         one almost-clone chip which uses a special wakeup-only alarm.  (That's
         the RTC used on Footbridge boards, FWIW, which don't do PM in Linux.)
      A separate patch implements those hooks for ACPI platforms, so that rtc_cmos
      can issue system wakeup events (and its sysfs "wakealarm" attribute works on
      at least some systems).
      Signed-off-by: default avatarDavid Brownell <dbrownell@users.sourceforge.net>
      Cc: Alessandro Zummo <a.zummo@towertech.it>
      Cc: Len Brown <lenb@kernel.org>

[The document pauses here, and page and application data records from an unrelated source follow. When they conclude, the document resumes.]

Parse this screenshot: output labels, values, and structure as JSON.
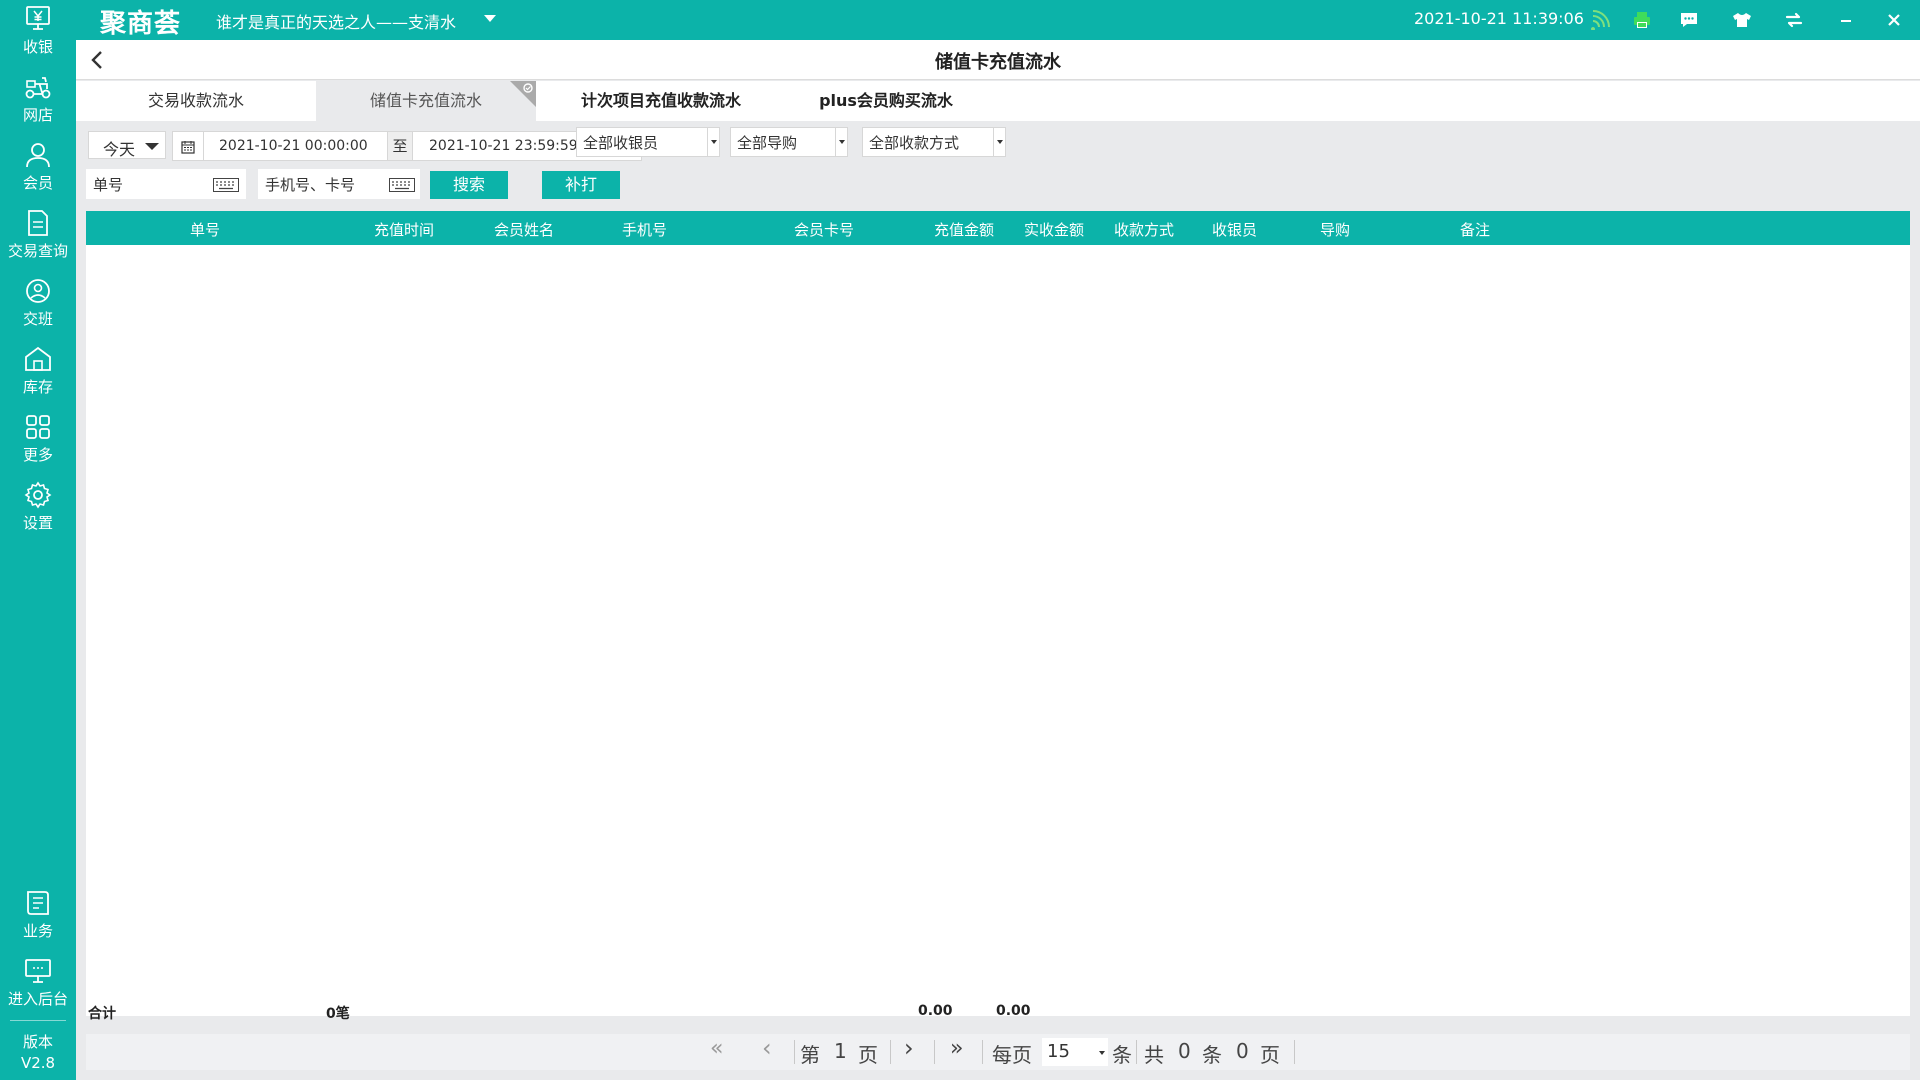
{
  "app": {
    "logo": "聚商荟",
    "store_name": "谁才是真正的天选之人——支清水",
    "datetime": "2021-10-21 11:39:06"
  },
  "sidebar": {
    "items": [
      {
        "label": "收银",
        "icon": "cashier-icon"
      },
      {
        "label": "网店",
        "icon": "scooter-icon"
      },
      {
        "label": "会员",
        "icon": "member-icon"
      },
      {
        "label": "交易查询",
        "icon": "document-icon"
      },
      {
        "label": "交班",
        "icon": "shift-icon"
      },
      {
        "label": "库存",
        "icon": "warehouse-icon"
      },
      {
        "label": "更多",
        "icon": "grid-icon"
      },
      {
        "label": "设置",
        "icon": "gear-icon"
      },
      {
        "label": "业务",
        "icon": "business-icon"
      },
      {
        "label": "进入后台",
        "icon": "monitor-icon"
      }
    ],
    "version_label": "版本",
    "version": "V2.8"
  },
  "page": {
    "title": "储值卡充值流水"
  },
  "tabs": [
    {
      "label": "交易收款流水"
    },
    {
      "label": "储值卡充值流水"
    },
    {
      "label": "计次项目充值收款流水"
    },
    {
      "label": "plus会员购买流水"
    }
  ],
  "filters": {
    "period": "今天",
    "start_date": "2021-10-21 00:00:00",
    "to_label": "至",
    "end_date": "2021-10-21 23:59:59",
    "cashier": "全部收银员",
    "guide": "全部导购",
    "payment": "全部收款方式",
    "order_placeholder": "单号",
    "phone_placeholder": "手机号、卡号",
    "search_label": "搜索",
    "reprint_label": "补打"
  },
  "table": {
    "columns": [
      "单号",
      "充值时间",
      "会员姓名",
      "手机号",
      "会员卡号",
      "充值金额",
      "实收金额",
      "收款方式",
      "收银员",
      "导购",
      "备注"
    ],
    "rows": []
  },
  "summary": {
    "label": "合计",
    "count": "0笔",
    "recharge_total": "0.00",
    "received_total": "0.00"
  },
  "pager": {
    "first": "«",
    "prev": "‹",
    "page_prefix": "第",
    "page": "1",
    "page_suffix": "页",
    "next": "›",
    "last": "»",
    "per_page_label": "每页",
    "per_page": "15",
    "per_page_unit": "条",
    "total_prefix": "共",
    "total_items": "0",
    "total_items_unit": "条",
    "total_pages": "0",
    "total_pages_unit": "页"
  },
  "colors": {
    "accent": "#0cb3a9",
    "wifi": "#7ee07e",
    "printer": "#3fdc5b"
  }
}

      Signed-off-by: default avatarAndrew Morton <akpm@linux-foundation.org>
      Signed-off-by: default avatarLinus Torvalds <torvalds@linux-foundation.org>
  3. 11 Feb, 2007 1 commit
    • David Brownell's avatar
      [PATCH] RTC framework driver for CMOS RTCs · 7be2c7c9
      David Brownell authored
      This is an "RTC framework" driver for the "CMOS" RTCs which are standard on
      PCs and some other platforms.  That's MC146818 compatible silicon.
      Advantages of this vs.  drivers/char/rtc.c (use one _or_ the other, only
      one will be able to claim the RTC irq) include:
       - This leverages both the new RTC framework and the driver model; both
         PNPACPI and platform device modes are supported.  (A separate patch
         creates a platform device on PCs where PNPACPI isn't configured.)
       - It supports common extensions like longer alarms.  (A separate patch
         exports that information from ACPI through platform_data.)
       - Likewise, system wakeup events use "real driver model support", with
         policy control via sysfs "wakeup" attributes and and using normal rtc
         ioctls to manage wakeup.  (Patch in the works.  The ACPI hooks are
         known; /proc/acpi/alarm can vanish.  Making it work with EFI will
         be a minor challenge to someone with e.g. a MiniMac.)
      It's not yet been tested on non-x86 systems, without ACPI, or with HPET.
      And the RTC framework will surely have teething pains on "mainstream"
      PC-based systems (though must embedded Linux systems use it heavily), not
      limited to sorting out the "/dev/rtc0" issue (udev easily tweaked).  Also,
      the ALSA rtctimer code doesn't use the new RTC API.
      Otherwise, this should be a no-known-regressions replacement for the old
      drivers/char/rtc.c driver, and should help the non-embedded distros (and
      the new timekeeping code) start to switch to the framework.
      Note also that any systems using "rtc-m48t86" are candidates to switch over
      to this more functional driver; the platform data is different, and the way
      bytes are read is different, but otherwise those chips should be compatible.
      [akpm@osdl.org: sparc32 fix]
      [akpm@osdl.org: sparc64 fix]
      Signed-off-by: default avatarDavid Brownell <dbrownell@users.sourceforge.net>
      Cc: Woody Suwalski <woodys@xandros.com>
      Cc: Alessandro Zummo <alessandro.zummo@towertech.it>
      Signed-off-by: default avatarAndrew Morton <akpm@linux-foundation.org>
      Signed-off-by: default avatarLinus Torvalds <torvalds@linux-foundation.org>
  4. 10 Jul, 2006 1 commit
  5. 16 Apr, 2005 1 commit
    • Linus Torvalds's avatar
      Linux-2.6.12-rc2 · 1da177e4
      Linus Torvalds authored
      Initial git repository build. I'm not bothering with the full history,
      even though we have it. We can create a separate "historical" git
      archive of that later if we want to, and in the meantime it's about
      3.2GB when imported into git - space that would just make the early
      git days unnecessarily complicated, when we don't have a lot of good
      infrastructure for it.
      Let it rip!